A local author who leads ghost tours tells the story of holding up a picture of Adolph Coors as one woman in the tour gasped. Apparently, she attended a wedding at the Cavalier in the 1970s, and a man no one recognized kept showing up in the pictures. She recognized the man as Adolph Coors.
Coors is not the only ghostly inhabitant of the 6th floor. One husband and wife who stayed in room 606 recorded a man who identified himself as Mike via the spirit box said there are ‘multiple’ ghosts there, including a few murder victims. While this was being recorded, the chandelier began rocking back and forth. All of these are documented occurrences.
When the hotel was closed during the winter months, the reception would repeatedly receive falls from the 6th floor, although no workers were there. Watchmen would check on the rooms calling, only to find no one there.
The Cavalier Hotel Ballroom
The Roaring ’20s earned its name for a reason. It was a time of dramatic social and political change that imbued the culture with a sense of increased freedom and vitality. Although prohibition put the kibosh on selling and buying liquor, men and women went underground and enjoyed their newfound criminal status by drinking and dancing the nights away.

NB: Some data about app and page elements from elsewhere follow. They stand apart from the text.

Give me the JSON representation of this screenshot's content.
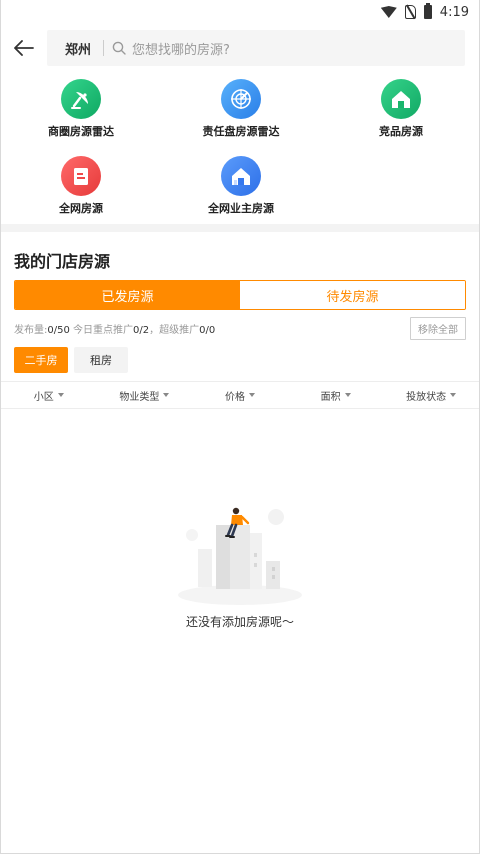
{
  "status_bar": {
    "time": "4:19"
  },
  "search": {
    "city": "郑州",
    "placeholder": "您想找哪的房源?"
  },
  "entries": [
    {
      "label": "商圈房源雷达",
      "icon": "radar-dish-icon",
      "color": "#1fbf7a"
    },
    {
      "label": "责任盘房源雷达",
      "icon": "radar-scope-icon",
      "color": "#3a8ef0"
    },
    {
      "label": "竞品房源",
      "icon": "house-green-icon",
      "color": "#1cbf74"
    },
    {
      "label": "全网房源",
      "icon": "document-red-icon",
      "color": "#f24a4a"
    },
    {
      "label": "全网业主房源",
      "icon": "house-blue-icon",
      "color": "#3a7ef2"
    }
  ],
  "section": {
    "title": "我的门店房源"
  },
  "tabs": {
    "published": "已发房源",
    "pending": "待发房源"
  },
  "stats": {
    "label_publish": "发布量:",
    "publish": "0/50",
    "label_key": " 今日重点推广",
    "key": "0/2",
    "label_super": "，超级推广",
    "super": "0/0",
    "remove_all": "移除全部"
  },
  "chips": {
    "second_hand": "二手房",
    "rent": "租房"
  },
  "filters": [
    "小区",
    "物业类型",
    "价格",
    "面积",
    "投放状态"
  ],
  "empty": {
    "text": "还没有添加房源呢～"
  },
  "colors": {
    "accent": "#ff8a00"
  }
}
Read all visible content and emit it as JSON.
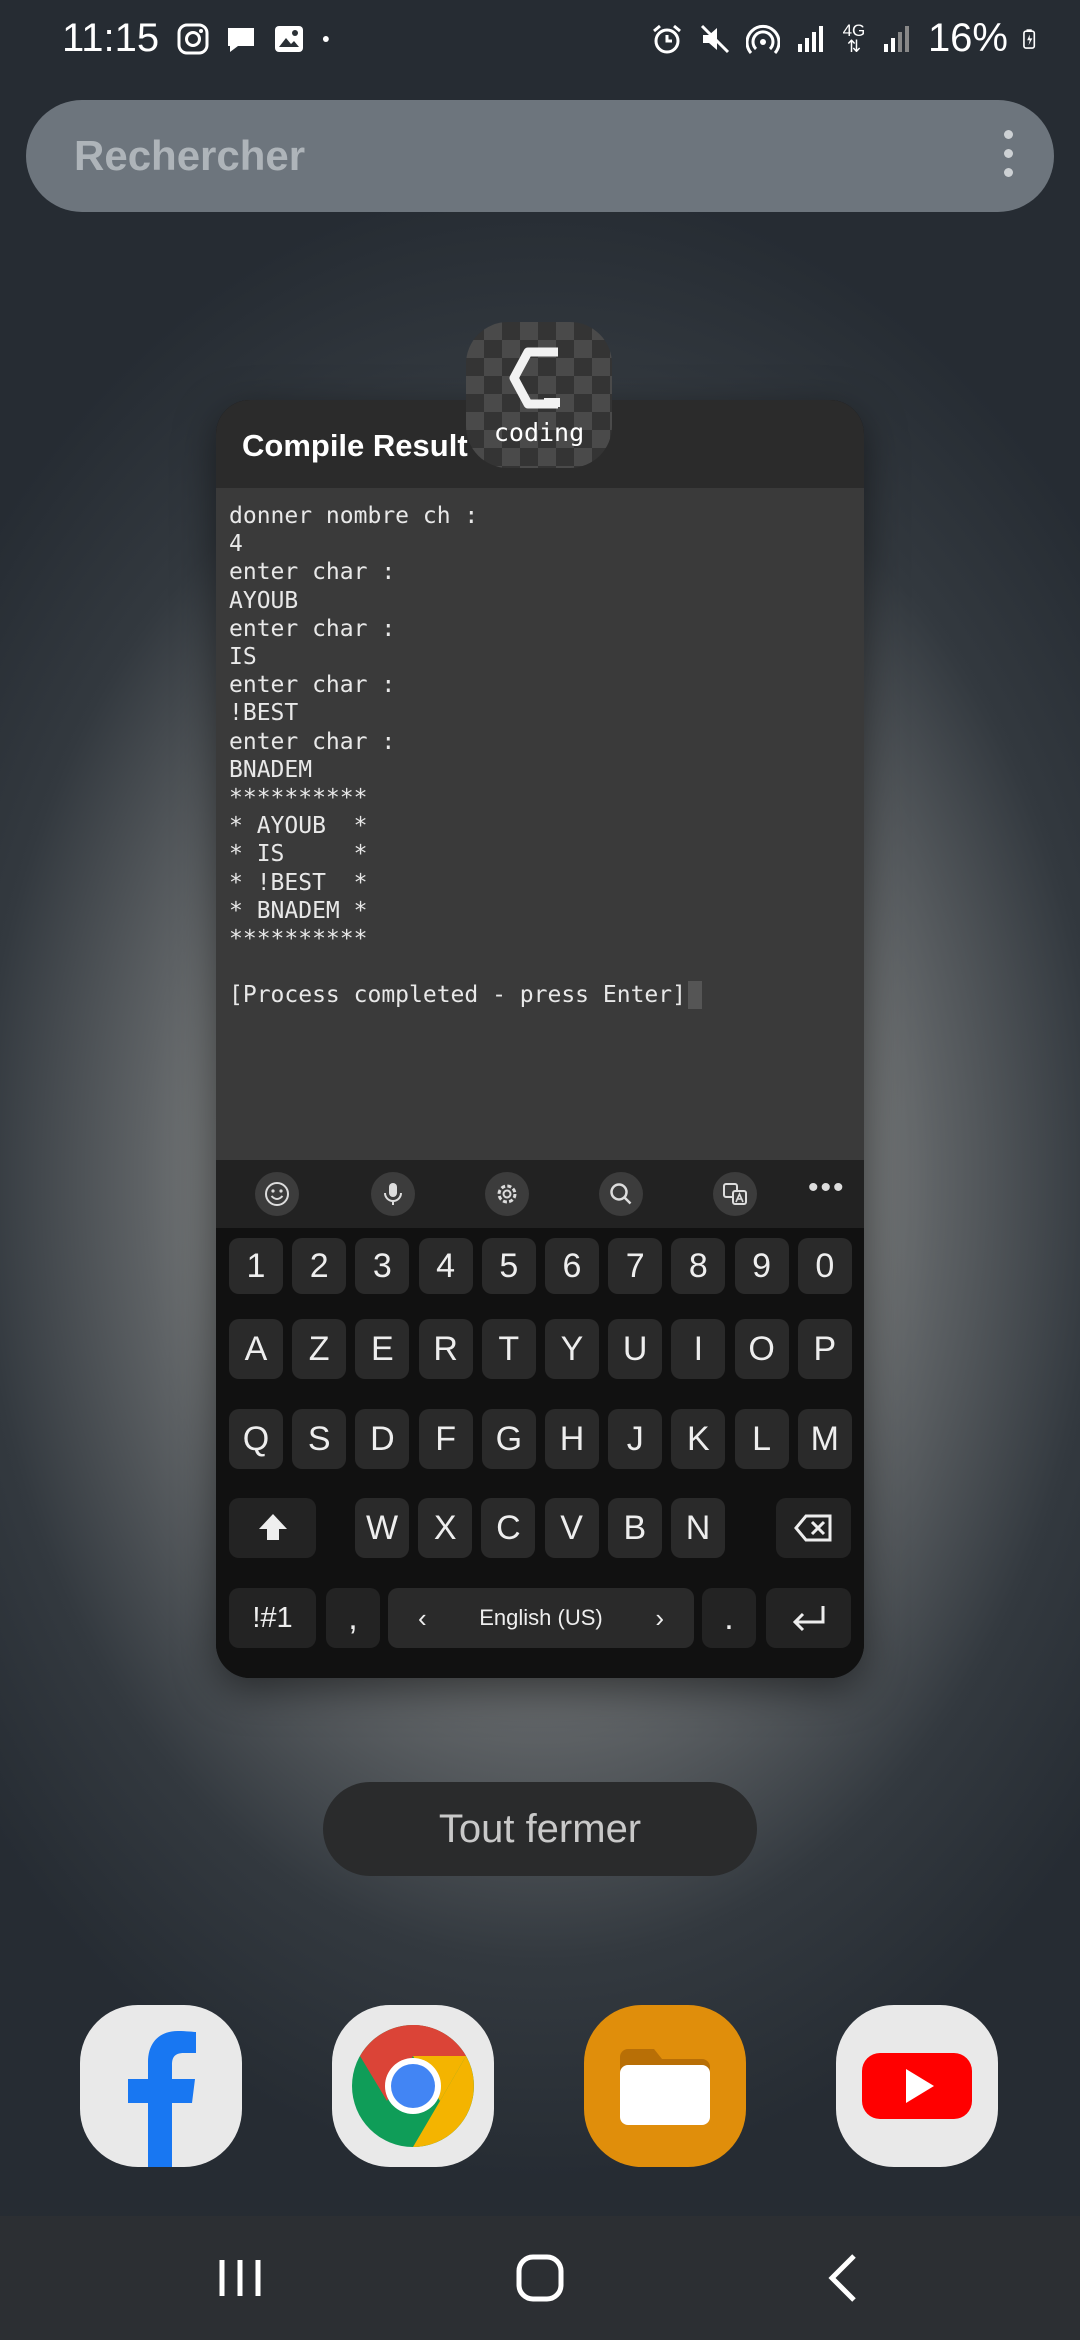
{
  "status_bar": {
    "time": "11:15",
    "battery": "16%",
    "icons_left": [
      "instagram-icon",
      "message-icon",
      "gallery-icon",
      "dot-icon"
    ],
    "icons_right": [
      "alarm-icon",
      "mute-icon",
      "hotspot-icon",
      "signal-icon",
      "4g-icon",
      "signal-icon",
      "battery-charging-icon"
    ],
    "network_label": "4G"
  },
  "search": {
    "placeholder": "Rechercher"
  },
  "app_card": {
    "title": "Compile Result",
    "app_icon_label": "coding",
    "terminal_lines": [
      "donner nombre ch :",
      "4",
      "enter char :",
      "AYOUB",
      "enter char :",
      "IS",
      "enter char :",
      "!BEST",
      "enter char :",
      "BNADEM",
      "**********",
      "* AYOUB  *",
      "* IS     *",
      "* !BEST  *",
      "* BNADEM *",
      "**********",
      "",
      "[Process completed - press Enter]"
    ]
  },
  "keyboard": {
    "toolbar": [
      "emoji-icon",
      "mic-icon",
      "settings-icon",
      "search-icon",
      "translate-icon",
      "more-icon"
    ],
    "number_row": [
      "1",
      "2",
      "3",
      "4",
      "5",
      "6",
      "7",
      "8",
      "9",
      "0"
    ],
    "row1": [
      "A",
      "Z",
      "E",
      "R",
      "T",
      "Y",
      "U",
      "I",
      "O",
      "P"
    ],
    "row2": [
      "Q",
      "S",
      "D",
      "F",
      "G",
      "H",
      "J",
      "K",
      "L",
      "M"
    ],
    "row3": [
      "W",
      "X",
      "C",
      "V",
      "B",
      "N"
    ],
    "symbols_label": "!#1",
    "comma_label": ",",
    "space_label": "English (US)",
    "period_label": "."
  },
  "close_all_label": "Tout fermer",
  "dock": [
    "facebook-icon",
    "chrome-icon",
    "files-icon",
    "youtube-icon"
  ],
  "nav": [
    "recents-button",
    "home-button",
    "back-button"
  ],
  "colors": {
    "facebook": "#1877F2",
    "files": "#E08E0B",
    "youtube": "#FF0000",
    "chrome_red": "#DB4437",
    "chrome_yellow": "#F4B400",
    "chrome_green": "#0F9D58",
    "chrome_blue": "#4285F4"
  }
}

The piano in the grand ballroom is a testament to this era, and many have heard it play by itself, its keys moving up and down, creating music with no one there. Haunting music played by a haunted piano is only one reason why The Cavalier Hotel is one of the five most haunted places in Virginia.
A Little Girl and Her Cat
This little girl who was vacationing with her family at the hotel let the family cat get out of the room. Some say that she saw it fall into the hotel pool and jumped in to save it. Unfortunately, both drowned.
The cat is now heard scratching on doors as if they get in or out of rooms, and several voice recorders have caught it meowing as well. Some have reported seeing a ghostly cat roaming the halls, and others have caught glimpses of a cat’s tail turning a corner, only to find no cat.
The little girl can also be seen walking near the pool while still looking for her furry friend. And people have called the front desk complaining of a cat in the building.
When the hotel was renovated in the 2010s, cat prints repeatedly showed up in the freshly-laid foundation in the stairwell; some are still visible to this day.
A Female Ghost and Her Dog
The Becca Restaurant within the hotel frequently sees the ghostly apparition of a female who shows up without a reservation, wanting to dine. She reportedly also walks about the room with a ghostly dog at her heels.
Miscellaneous and repeated phenomenon
- Elevators throughout the hotel move on their own without anyone pushing buttons. How do we know this? It’s happened when the hotel was closed for renovations.
- A ghostly African American bellhop warns people to be careful of the ghosts on the 6th floor.
- A forlorn WWII soldier wanders the halls.
Unfortunately, paranormal investigators aren’t allowed to have active investigations at the hotel, but nothing prevents anyone, including investigators, from renting rooms here and pulling out your equipment while in your room.
Although the Cavalier Hotel doesn’t embrace its ‘hauntedness’ as some hotels, it was host to the three-day Eastern Paranormal Investigators Co-Op Conference in March 2010, which saw participation from some of the paranormal world’s most prominent big game hunters.
Regardless, the hotel’s ghostly legacy makes it one of Virginia’s five most haunted places.